He showed how the estimated 1% of global energy consumption used in the process of serving online ads powers surveillance-based adverting, which is invasive, manipulative, and inherently wasteful in the real-time bidding system. He encouraged more environmental voices to take up the campaign against targeted ads, especially as the alternative system of contextual ads represents a far better way of keeping the internet free, with a much smaller environmental footprint. 

Isedua Oribhabor, Business and Human Rights Lead at Access Now, has highlighted how many large tech companies have prominent public statements about their commitments to the environment and climate, but fall short when it comes to action. They may invest lots of money in purportedly green initiatives, but still fail at addressing their most salient climate risks, which are often centred around the protection of environmental defenders and rooting out disinformation (for example, YouTube’s failure to combat climate disinformation, exposed in a recent report by the CAAD coalition and the Center for Countering Digital Hate).
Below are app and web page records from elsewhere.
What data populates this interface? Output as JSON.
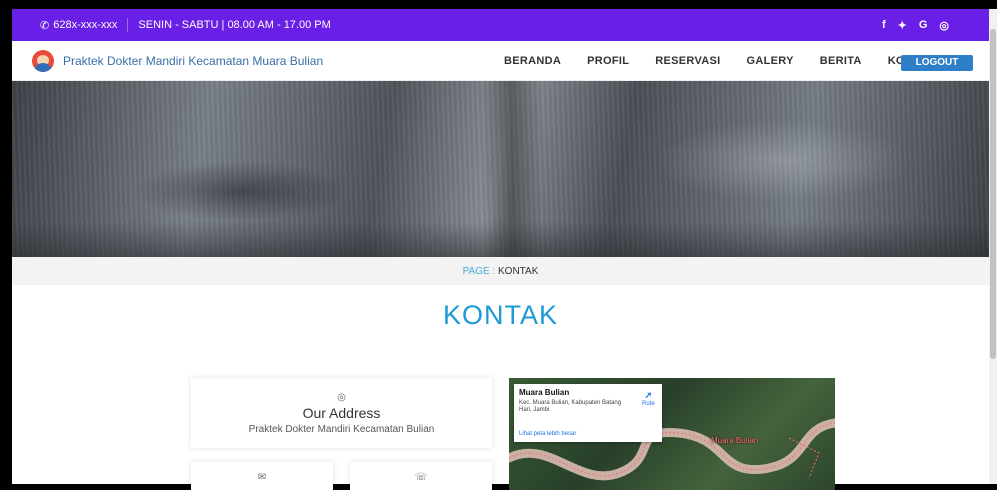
{
  "topbar": {
    "phone": "628x-xxx-xxx",
    "hours": "SENIN - SABTU | 08.00 AM - 17.00 PM",
    "social": [
      "f",
      "y",
      "G",
      "o"
    ]
  },
  "navbar": {
    "brand": "Praktek Dokter Mandiri Kecamatan Muara Bulian",
    "menu": [
      "BERANDA",
      "PROFIL",
      "RESERVASI",
      "GALERY",
      "BERITA",
      "KONTAK"
    ],
    "logout": "LOGOUT"
  },
  "breadcrumb": {
    "prefix": "PAGE",
    "sep": " : ",
    "current": "KONTAK"
  },
  "page_title": "KONTAK",
  "address_card": {
    "title": "Our Address",
    "text": "Praktek Dokter Mandiri Kecamatan Bulian"
  },
  "map": {
    "place_name": "Muara Bulian",
    "place_address": "Kec. Muara Bulian, Kabupaten Batang Hari, Jambi",
    "route_label": "Rute",
    "bigger_map_link": "Lihat peta lebih besar",
    "map_label": "Muara Bulian"
  },
  "colors": {
    "topbar": "#6a1fe6",
    "accent": "#1e9ad6",
    "logout_button": "#2f7fc8"
  }
}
The discussion also covered the parallels between the fossil fuel economy and the tech economy – in how the charge of hypocrisy is levelled at critics of each system who continue to operate within it (for example, travelling by car). Yet speakers agreed it is entirely legitimate to criticise a bad system when its structures are so entrenched. The responsibility is on companies to operate ethically, rather than individuals to find responsible operators, and on regulators to monitor and punish them when they do not. 

We closed with a call for tech workers to support environmental organisers in being safe online, make digital tools accessible to environmental justice actors around the world, and remain attuned to issues of concern. Allies can pay more attention to the relationship of environmental justice issues to digital rights, and what the just transition into a regenerative economy looks like to avoid harm to workers, communities, and regions while benefiting from climate action. There’s more common cause in campaigning to change the toxic business model, and to tell stories that expose harms and build models for strengthening digital and environmental justice. 

Climate action


  • Henry Peck

    Campaigner, Digital Threats